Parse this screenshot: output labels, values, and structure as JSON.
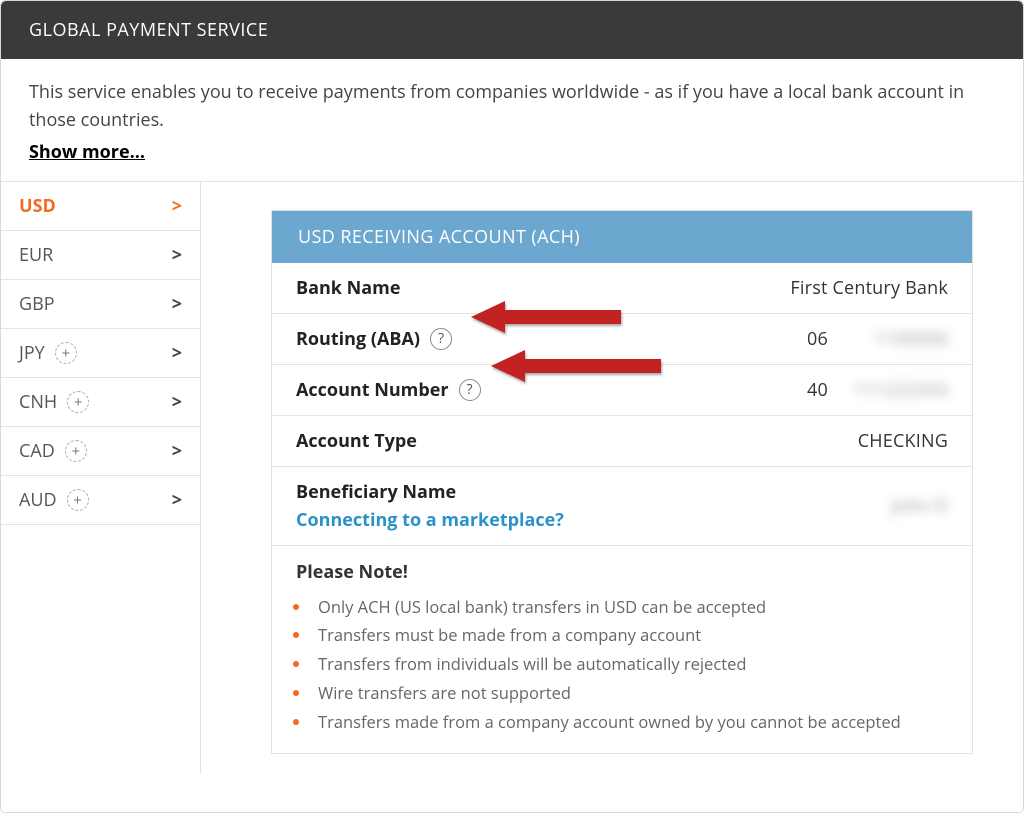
{
  "header": {
    "title": "GLOBAL PAYMENT SERVICE"
  },
  "intro": {
    "text": "This service enables you to receive payments from companies worldwide - as if you have a local bank account in those countries.",
    "show_more": "Show more..."
  },
  "currencies": [
    {
      "code": "USD",
      "add": false,
      "active": true
    },
    {
      "code": "EUR",
      "add": false,
      "active": false
    },
    {
      "code": "GBP",
      "add": false,
      "active": false
    },
    {
      "code": "JPY",
      "add": true,
      "active": false
    },
    {
      "code": "CNH",
      "add": true,
      "active": false
    },
    {
      "code": "CAD",
      "add": true,
      "active": false
    },
    {
      "code": "AUD",
      "add": true,
      "active": false
    }
  ],
  "panel": {
    "title": "USD RECEIVING ACCOUNT (ACH)",
    "rows": {
      "bank_name": {
        "label": "Bank Name",
        "value": "First Century Bank"
      },
      "routing": {
        "label": "Routing (ABA)",
        "value_prefix": "06",
        "value_hidden": "1100000"
      },
      "account_number": {
        "label": "Account Number",
        "value_prefix": "40",
        "value_hidden": "111222333"
      },
      "account_type": {
        "label": "Account Type",
        "value": "CHECKING"
      },
      "beneficiary": {
        "label": "Beneficiary Name",
        "sublink": "Connecting to a marketplace?",
        "value_hidden": "John D"
      }
    },
    "note": {
      "title": "Please Note!",
      "items": [
        "Only ACH (US local bank) transfers in USD can be accepted",
        "Transfers must be made from a company account",
        "Transfers from individuals will be automatically rejected",
        "Wire transfers are not supported",
        "Transfers made from a company account owned by you cannot be accepted"
      ]
    }
  },
  "glyphs": {
    "chev": ">",
    "plus": "+",
    "q": "?"
  }
}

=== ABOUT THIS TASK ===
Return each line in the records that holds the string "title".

=== RESULT ===
    "title": "GLOBAL PAYMENT SERVICE"
    "title": "USD RECEIVING ACCOUNT (ACH)",
      "title": "Please Note!",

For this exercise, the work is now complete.